- You will never know what you will find at these stores. I know an Assistant Principal at a High School in Tennessee that bargain shops at these stores and you could never tell it. She regularly finds deals on new, slightly used, or slightly flawed clothing, shoes, and other items to help save on her budget. Imagine if you bought a slightly used Coach purse for $25.00 and it was regularly $250. That would be $225 you could put to your funds or other items.
- Sell your stuff.
- Everyone has items that are sitting around our house or office which we do not use any more or are sitting in the attic or basement collecting dust. Why not have a yard sale or put them online in a Facebook group, eBay, or Amazon as well as other sites to create cash flow. Remember the Assistant Principal that I just told you about in the last tip, she sells items that she no longer wears or has a use for on a private Facebook group to her friends to help fund additional purchases.
- Get a second job.
- You could always apply and take a second job part-time to create cash. You could also create your own second job by providing services that you already get paid to do on your first job.
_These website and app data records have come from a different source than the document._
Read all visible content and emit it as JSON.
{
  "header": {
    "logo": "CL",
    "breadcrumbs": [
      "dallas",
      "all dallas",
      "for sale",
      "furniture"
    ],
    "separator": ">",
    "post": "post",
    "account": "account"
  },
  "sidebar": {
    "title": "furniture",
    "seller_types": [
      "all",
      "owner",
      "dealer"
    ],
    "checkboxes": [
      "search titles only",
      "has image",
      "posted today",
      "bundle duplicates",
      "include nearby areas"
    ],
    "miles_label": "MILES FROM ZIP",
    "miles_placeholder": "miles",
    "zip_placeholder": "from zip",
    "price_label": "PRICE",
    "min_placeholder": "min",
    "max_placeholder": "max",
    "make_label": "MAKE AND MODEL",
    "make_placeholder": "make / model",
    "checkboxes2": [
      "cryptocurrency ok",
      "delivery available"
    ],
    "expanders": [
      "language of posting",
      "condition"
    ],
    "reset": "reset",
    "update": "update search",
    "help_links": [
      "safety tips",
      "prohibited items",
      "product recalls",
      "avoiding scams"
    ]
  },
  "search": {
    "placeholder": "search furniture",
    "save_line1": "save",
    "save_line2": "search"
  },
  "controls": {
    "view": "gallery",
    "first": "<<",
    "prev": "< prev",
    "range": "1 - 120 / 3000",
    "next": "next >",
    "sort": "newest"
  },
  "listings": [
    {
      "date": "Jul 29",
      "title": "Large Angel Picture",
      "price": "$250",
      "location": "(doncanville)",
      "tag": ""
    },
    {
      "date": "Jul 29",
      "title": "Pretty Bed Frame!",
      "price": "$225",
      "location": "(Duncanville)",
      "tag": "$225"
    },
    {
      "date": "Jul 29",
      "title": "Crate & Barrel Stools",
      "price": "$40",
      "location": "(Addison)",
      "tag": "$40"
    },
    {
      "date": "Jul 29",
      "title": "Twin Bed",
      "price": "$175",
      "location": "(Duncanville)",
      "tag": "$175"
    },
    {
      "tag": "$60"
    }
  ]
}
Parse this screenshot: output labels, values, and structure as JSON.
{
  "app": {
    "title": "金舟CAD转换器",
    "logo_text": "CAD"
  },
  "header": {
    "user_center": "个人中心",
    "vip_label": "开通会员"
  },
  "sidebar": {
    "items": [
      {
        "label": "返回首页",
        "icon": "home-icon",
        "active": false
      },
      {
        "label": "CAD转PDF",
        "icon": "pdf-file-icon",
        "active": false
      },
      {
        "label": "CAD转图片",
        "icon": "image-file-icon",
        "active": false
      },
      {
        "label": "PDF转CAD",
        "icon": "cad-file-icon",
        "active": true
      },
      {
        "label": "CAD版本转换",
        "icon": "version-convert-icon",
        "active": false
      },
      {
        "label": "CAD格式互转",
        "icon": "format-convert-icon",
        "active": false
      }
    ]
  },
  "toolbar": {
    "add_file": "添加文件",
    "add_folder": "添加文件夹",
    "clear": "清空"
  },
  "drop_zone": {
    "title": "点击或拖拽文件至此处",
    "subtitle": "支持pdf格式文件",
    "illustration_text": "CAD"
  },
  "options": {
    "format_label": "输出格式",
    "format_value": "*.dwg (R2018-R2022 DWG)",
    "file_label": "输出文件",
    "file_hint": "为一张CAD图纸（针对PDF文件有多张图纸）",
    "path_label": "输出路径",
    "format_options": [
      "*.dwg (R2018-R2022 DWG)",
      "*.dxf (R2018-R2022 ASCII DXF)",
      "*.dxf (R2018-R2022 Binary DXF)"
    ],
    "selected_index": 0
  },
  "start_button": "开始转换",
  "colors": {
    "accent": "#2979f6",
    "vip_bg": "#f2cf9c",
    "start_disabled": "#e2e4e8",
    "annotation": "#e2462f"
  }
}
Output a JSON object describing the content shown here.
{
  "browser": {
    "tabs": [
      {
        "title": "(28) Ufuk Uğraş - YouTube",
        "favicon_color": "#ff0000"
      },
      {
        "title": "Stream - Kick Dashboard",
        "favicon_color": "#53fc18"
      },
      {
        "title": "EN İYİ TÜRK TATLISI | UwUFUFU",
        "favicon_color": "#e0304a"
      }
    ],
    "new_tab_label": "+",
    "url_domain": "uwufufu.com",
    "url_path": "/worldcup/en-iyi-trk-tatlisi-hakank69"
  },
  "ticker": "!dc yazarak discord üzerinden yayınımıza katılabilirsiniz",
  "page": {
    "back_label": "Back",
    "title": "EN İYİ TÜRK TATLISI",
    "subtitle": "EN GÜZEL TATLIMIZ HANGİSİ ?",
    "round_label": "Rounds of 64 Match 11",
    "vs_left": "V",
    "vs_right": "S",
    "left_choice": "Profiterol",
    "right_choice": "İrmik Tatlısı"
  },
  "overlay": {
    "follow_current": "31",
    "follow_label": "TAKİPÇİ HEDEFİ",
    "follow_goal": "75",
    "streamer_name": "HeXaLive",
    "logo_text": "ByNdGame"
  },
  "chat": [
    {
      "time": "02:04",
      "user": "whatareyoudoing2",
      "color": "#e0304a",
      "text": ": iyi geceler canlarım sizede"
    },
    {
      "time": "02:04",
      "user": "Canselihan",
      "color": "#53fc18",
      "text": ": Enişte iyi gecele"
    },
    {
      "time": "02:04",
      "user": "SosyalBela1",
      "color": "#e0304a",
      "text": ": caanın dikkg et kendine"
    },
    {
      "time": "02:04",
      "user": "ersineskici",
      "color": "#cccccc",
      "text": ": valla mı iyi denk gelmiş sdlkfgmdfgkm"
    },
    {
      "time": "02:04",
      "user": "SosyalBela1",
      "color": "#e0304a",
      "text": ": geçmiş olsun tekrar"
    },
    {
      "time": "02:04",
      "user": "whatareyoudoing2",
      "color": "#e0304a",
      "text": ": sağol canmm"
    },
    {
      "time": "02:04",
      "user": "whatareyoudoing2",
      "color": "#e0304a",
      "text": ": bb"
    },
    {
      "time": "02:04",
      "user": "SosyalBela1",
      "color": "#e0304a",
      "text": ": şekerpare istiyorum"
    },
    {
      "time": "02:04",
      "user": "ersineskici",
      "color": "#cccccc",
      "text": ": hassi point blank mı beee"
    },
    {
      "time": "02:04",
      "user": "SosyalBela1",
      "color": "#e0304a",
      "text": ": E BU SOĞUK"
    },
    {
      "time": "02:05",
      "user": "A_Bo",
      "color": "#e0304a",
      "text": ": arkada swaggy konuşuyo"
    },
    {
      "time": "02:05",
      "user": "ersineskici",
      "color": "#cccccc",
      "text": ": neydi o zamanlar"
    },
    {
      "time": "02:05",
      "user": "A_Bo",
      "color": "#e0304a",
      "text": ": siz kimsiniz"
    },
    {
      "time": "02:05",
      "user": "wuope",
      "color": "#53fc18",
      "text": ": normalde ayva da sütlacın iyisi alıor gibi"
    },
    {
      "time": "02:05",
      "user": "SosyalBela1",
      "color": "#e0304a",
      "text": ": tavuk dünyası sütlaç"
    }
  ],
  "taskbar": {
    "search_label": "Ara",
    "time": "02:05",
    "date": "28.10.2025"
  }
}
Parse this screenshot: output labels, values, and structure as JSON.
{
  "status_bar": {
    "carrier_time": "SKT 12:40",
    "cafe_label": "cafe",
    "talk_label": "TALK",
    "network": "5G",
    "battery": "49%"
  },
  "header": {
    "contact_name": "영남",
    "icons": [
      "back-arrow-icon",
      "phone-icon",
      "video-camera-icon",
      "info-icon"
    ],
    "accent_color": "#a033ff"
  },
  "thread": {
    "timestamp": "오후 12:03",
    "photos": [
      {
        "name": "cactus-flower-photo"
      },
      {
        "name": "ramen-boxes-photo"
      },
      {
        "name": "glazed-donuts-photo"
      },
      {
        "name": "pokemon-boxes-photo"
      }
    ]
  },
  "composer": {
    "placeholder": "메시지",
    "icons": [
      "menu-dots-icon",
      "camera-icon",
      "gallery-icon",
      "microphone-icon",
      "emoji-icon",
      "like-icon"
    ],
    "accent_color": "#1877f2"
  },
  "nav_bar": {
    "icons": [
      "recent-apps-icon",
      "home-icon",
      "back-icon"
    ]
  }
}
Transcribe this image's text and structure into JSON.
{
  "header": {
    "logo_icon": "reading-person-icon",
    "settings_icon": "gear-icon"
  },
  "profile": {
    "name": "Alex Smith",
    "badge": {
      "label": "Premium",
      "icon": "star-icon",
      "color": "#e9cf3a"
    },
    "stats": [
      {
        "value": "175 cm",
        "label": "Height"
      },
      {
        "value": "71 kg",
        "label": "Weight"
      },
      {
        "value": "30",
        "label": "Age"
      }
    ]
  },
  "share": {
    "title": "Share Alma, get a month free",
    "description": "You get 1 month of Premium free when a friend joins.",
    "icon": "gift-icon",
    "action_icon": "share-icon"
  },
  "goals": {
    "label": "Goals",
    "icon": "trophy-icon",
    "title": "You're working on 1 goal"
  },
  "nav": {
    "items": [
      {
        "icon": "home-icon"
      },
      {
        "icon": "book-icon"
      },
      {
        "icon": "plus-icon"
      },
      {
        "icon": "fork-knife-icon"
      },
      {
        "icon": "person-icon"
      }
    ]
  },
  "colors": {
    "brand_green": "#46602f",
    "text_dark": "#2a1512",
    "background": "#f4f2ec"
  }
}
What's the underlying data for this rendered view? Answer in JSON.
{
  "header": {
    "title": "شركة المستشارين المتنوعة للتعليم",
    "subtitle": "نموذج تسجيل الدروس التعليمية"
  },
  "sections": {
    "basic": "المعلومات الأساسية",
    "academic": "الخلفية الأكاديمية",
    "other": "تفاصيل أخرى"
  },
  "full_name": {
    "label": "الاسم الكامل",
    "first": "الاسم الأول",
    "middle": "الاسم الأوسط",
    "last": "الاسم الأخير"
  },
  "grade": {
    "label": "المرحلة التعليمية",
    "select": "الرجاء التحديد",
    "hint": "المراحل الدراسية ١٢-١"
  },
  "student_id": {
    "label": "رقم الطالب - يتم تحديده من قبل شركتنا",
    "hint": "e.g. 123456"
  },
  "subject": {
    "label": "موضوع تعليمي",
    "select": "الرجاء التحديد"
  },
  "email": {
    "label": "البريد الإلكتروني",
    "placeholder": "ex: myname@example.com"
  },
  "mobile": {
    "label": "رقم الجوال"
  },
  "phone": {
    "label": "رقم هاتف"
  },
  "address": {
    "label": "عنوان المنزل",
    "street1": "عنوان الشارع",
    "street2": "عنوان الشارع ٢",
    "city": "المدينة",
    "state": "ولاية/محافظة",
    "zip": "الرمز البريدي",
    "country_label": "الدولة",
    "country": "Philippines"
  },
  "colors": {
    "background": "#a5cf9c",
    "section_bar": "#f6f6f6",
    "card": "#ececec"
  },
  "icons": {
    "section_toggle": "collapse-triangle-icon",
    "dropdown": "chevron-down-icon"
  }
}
A prime example is a carpenter, electrician, plumber, or brick layer who is working full time for a contractor can offer his services in his spare time to do small jobs for home owners who are not skilled in these areas or have the time to do them.
It is my hope I have been able to give you some inspiration to help you find ways to creatively fund your own Personal Emergency Fund or just simply get more cash in your life to pay your expenses.
My next blog will cover how steps to create your monthly budget to help you stay on track and limit the surprise financial emergencies you may face.
Terry is a Personal Leadership and Midlife Coach for Men with Upward MC in Benton, Kentucky. He can be contacted via e-mail at Terry@upwardmc.com or by phone at 270-493-0967. His website can be found at http://www.terrypburgess.com